He adds that while fisheries like the Blackfoot, Madison, Rock Creek and upper Bitterroot have changed fairly dramatically in the types of fish in them, Montana remains a Mecca for people who love to fish.
“We dodged a bullet with this one, but it’s a good heads up for us to be wary about other invasive species like zebra and quagga mussels,” Farling said.
Grant Grisak, a fisheries biologist with FWP for waters below Holter Dam, is part of a four-year study that looked at trout spawning behavior to determine if that had an impact on the Missouri River population. He noted that they had been monitoring trout there since whirling disease was discovered in Little Prickly Pear Creek in 1995, which is one of the Missouri’s tributaries.
“At first, we wanted to see how it would expand and how severe the infection was,” Grisak said. “We were able to determine that 54 percent of the spawning habitat in a 74-mile stretch of the Missouri (including tributaries) is highly infected and about 57 percent of the spawning rainbow trout would use that habitat.
“So 46 percent of the habitat either had no infection or was lowly infected, and 43 percent of the rainbow trout used that habitat. So that’s about half and half, which is one reason we didn’t see the population collapse.”
Grisak’s study also involved surgically implanting radio receivers in fish to see where they spawned year after year. The results surprised him, because instead of returning to the same spot every year like salmon do, the rainbows often spawned at least 4 miles away from where they went the previous year.
“One year they might spawn in Little Prickly Pear, the second in the Missouri, and the third year in the Dearborn, or any combination of those, so it’s a highly diverse spawning strategy,” Grisak said. “That straying mechanism helps them avoid unfavorable conditions and helps them to combat that disease.”
He noted that the study also showed the trout traveled an average of 42.8 miles over a three-year period, with one putting on 324 miles.
“That’s a real mobile fish,” Grisak said.
Today, Grisak estimates they have 2,818 rainbow trout per mile on the Missouri River, compared to a long-term average of 2,933.
Ron Spoon is the FWP biologist who monitors the headwaters of the Missouri and the stretch above Canyon Ferry Reservoir. He feared the complete collapse of the rainbow population when whirling disease was found in the Jefferson River, but a study showed that the temperatures that prompted the trout to spawn weren’t conducive to whirling disease.
“So it missed the rainbows there because of the timing of their life cycles,” Spoon said. “The drought had a much bigger effect on the population than the disease, even though it’s still there at low levels.”

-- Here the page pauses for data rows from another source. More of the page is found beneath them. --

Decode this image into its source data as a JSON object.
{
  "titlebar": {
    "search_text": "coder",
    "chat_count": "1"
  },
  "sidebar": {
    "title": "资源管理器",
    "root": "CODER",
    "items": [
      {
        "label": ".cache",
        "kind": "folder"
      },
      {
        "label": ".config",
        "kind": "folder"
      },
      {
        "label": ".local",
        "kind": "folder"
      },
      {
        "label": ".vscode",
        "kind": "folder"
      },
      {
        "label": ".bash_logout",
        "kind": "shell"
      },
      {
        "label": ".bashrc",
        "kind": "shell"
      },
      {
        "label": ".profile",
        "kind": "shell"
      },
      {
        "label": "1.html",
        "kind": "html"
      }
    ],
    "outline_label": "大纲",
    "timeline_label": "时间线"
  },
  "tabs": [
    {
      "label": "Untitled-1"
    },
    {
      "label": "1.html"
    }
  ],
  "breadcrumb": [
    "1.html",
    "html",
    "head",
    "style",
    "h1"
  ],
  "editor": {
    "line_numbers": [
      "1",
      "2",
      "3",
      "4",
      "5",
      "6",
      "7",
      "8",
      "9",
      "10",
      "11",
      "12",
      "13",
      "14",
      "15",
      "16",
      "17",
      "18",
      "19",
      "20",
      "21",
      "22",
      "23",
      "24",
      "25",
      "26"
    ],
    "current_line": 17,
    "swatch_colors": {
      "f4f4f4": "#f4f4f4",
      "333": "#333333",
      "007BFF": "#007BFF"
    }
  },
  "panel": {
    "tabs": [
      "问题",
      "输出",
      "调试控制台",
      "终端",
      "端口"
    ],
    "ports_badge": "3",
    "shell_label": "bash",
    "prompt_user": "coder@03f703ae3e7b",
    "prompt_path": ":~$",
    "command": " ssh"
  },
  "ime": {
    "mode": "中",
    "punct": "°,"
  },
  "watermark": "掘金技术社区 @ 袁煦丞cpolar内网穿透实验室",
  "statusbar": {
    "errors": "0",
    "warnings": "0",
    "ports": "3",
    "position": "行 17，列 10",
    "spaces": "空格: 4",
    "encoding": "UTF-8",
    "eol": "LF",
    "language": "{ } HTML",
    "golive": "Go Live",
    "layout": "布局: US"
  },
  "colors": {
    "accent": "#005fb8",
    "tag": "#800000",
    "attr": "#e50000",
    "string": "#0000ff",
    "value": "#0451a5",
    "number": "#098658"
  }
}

That wasn’t the case closer to Canyon Ferry, and Spoon said former spawning grounds like Deep Creek, Dry Creek and Confederate Creek aren’t nearly as productive due to the disease.

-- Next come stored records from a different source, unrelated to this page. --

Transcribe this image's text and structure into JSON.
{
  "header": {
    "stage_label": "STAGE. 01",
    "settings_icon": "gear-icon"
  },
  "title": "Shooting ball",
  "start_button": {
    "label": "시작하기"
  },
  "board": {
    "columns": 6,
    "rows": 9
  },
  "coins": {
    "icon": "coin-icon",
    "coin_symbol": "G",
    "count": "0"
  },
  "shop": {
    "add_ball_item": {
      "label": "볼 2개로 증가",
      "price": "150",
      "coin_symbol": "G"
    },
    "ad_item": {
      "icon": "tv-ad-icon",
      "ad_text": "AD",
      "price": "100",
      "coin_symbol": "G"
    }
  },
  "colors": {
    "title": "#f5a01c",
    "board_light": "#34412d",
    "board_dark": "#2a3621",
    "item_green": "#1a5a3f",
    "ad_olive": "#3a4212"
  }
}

He noted that in other places, like Rock Creek near Missoula, the fishery changed dramatically from one featuring rainbow trout 15 years ago to a predominantly brown trout one now.

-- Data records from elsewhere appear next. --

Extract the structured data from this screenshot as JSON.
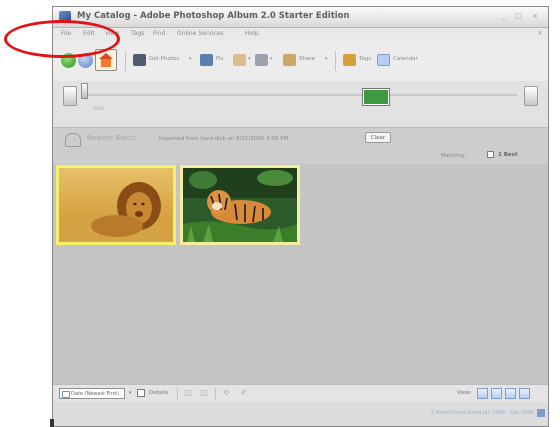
{
  "window": {
    "title": "My Catalog - Adobe Photoshop Album 2.0 Starter Edition",
    "controls": "_ □ ×",
    "close_glyph": "×"
  },
  "menu": [
    "File",
    "Edit",
    "View",
    "Tags",
    "Find",
    "Online Services",
    "Help"
  ],
  "toolbar": {
    "get_photos": "Get Photos",
    "fix": "Fix",
    "share": "Share",
    "tags": "Tags",
    "calendar": "Calendar",
    "dropdown_glyph": "▾"
  },
  "timeline": {
    "year_label": "2006"
  },
  "filter": {
    "name": "Newest Batch",
    "description": "Imported from hard disk on 8/31/2006 3:06 PM",
    "clear_label": "Clear",
    "match_label": "Matching:",
    "match_value": "1 Best"
  },
  "photos": [
    {
      "subject": "Lion"
    },
    {
      "subject": "Tiger"
    }
  ],
  "statusbar": {
    "sort_value": "Date (Newest First)",
    "dropdown_glyph": "▾",
    "details_label": "Details",
    "view_label": "View:",
    "icons": [
      "◫",
      "◫",
      "⟲",
      "✐"
    ]
  },
  "footer": {
    "count_text": "2 items found dated Jan 2006 - Dec 2006"
  },
  "colors": {
    "selection_border": "#f5f06a",
    "annotation": "#e01414",
    "timeline_marker": "#3e9a3e"
  }
}
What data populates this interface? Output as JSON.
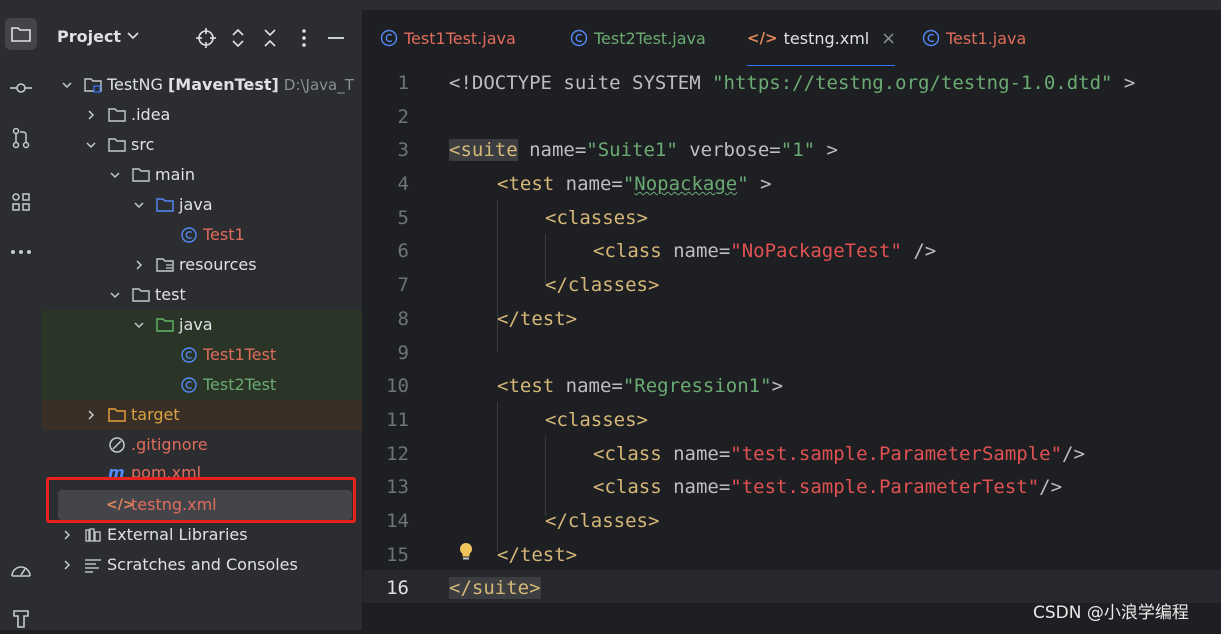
{
  "project_panel": {
    "title": "Project",
    "tree": [
      {
        "label": "TestNG",
        "bold_suffix": "[MavenTest]",
        "path": "D:\\Java_T",
        "icon": "module-folder-icon"
      },
      {
        "label": ".idea",
        "icon": "folder-icon"
      },
      {
        "label": "src",
        "icon": "folder-icon"
      },
      {
        "label": "main",
        "icon": "folder-icon"
      },
      {
        "label": "java",
        "icon": "source-folder-icon"
      },
      {
        "label": "Test1",
        "icon": "class-icon"
      },
      {
        "label": "resources",
        "icon": "resources-folder-icon"
      },
      {
        "label": "test",
        "icon": "folder-icon"
      },
      {
        "label": "java",
        "icon": "test-folder-icon"
      },
      {
        "label": "Test1Test",
        "icon": "class-icon"
      },
      {
        "label": "Test2Test",
        "icon": "class-icon"
      },
      {
        "label": "target",
        "icon": "excluded-folder-icon"
      },
      {
        "label": ".gitignore",
        "icon": "ignore-file-icon"
      },
      {
        "label": "pom.xml",
        "icon": "maven-icon"
      },
      {
        "label": "testng.xml",
        "icon": "xml-file-icon"
      },
      {
        "label": "External Libraries",
        "icon": "library-icon"
      },
      {
        "label": "Scratches and Consoles",
        "icon": "scratches-icon"
      }
    ]
  },
  "tabs": [
    {
      "label": "Test1Test.java",
      "icon": "class-icon"
    },
    {
      "label": "Test2Test.java",
      "icon": "class-icon"
    },
    {
      "label": "testng.xml",
      "icon": "xml-file-icon",
      "active": true,
      "close": "×"
    },
    {
      "label": "Test1.java",
      "icon": "class-icon"
    }
  ],
  "editor": {
    "line_numbers": [
      "1",
      "2",
      "3",
      "4",
      "5",
      "6",
      "7",
      "8",
      "9",
      "10",
      "11",
      "12",
      "13",
      "14",
      "15",
      "16"
    ],
    "current_line": "16",
    "code": {
      "l1": {
        "a": "<!DOCTYPE suite SYSTEM ",
        "b": "\"https://testng.org/testng-1.0.dtd\"",
        "c": " >"
      },
      "l3": {
        "a": "<suite",
        "b": " name=",
        "c": "\"Suite1\"",
        "d": " verbose=",
        "e": "\"1\"",
        "f": " >"
      },
      "l4": {
        "a": "<test",
        "b": " name=",
        "c": "\"",
        "d": "Nopackage",
        "e": "\"",
        "f": " >"
      },
      "l5": {
        "a": "<classes>"
      },
      "l6": {
        "a": "<class",
        "b": " name=",
        "c": "\"NoPackageTest\"",
        "d": " />"
      },
      "l7": {
        "a": "</classes>"
      },
      "l8": {
        "a": "</test>"
      },
      "l10": {
        "a": "<test",
        "b": " name=",
        "c": "\"Regression1\"",
        "d": ">"
      },
      "l11": {
        "a": "<classes>"
      },
      "l12": {
        "a": "<class",
        "b": " name=",
        "c": "\"test.sample.ParameterSample\"",
        "d": "/>"
      },
      "l13": {
        "a": "<class",
        "b": " name=",
        "c": "\"test.sample.ParameterTest\"",
        "d": "/>"
      },
      "l14": {
        "a": "</classes>"
      },
      "l15": {
        "a": "</test>"
      },
      "l16": {
        "a": "</suite>"
      }
    }
  },
  "watermark": "CSDN @小浪学编程",
  "colors": {
    "accent": "#3574f0",
    "highlight_box": "#e8231f",
    "string": "#6aab73",
    "tag": "#d5b778",
    "error_red": "#e05252"
  }
}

Browns spawn in the fall, when temperatures are cool, and their young hatch earlier in the spring than rainbows, which researchers said makes them much less susceptible to the disease.
“People seem to be happy with that,” Spoon said. “I think cutthrout benefited too; there seems to be a few more. So there was a shift in the community rather than the loss of an opportunity, and we all kind of adapted to it.”
Grisak added that brown trout evolved with whirling disease in Europe and are somewhat more resistant to it.
Mike Bushly, who works at The Trout Shop in Craig, said while people know whirling disease is still out there, they’re not looking at it through the same “doom and gloom” lenses as when it was first discovered. He noted that these days, people who call to book a trip are more worried about what the weather will be like in July than whirling disease.
“I know it’s still out there and really bad in certain places, but it just isn’t an issue right now,” he said. “It didn’t decimate places like it was predicted to.”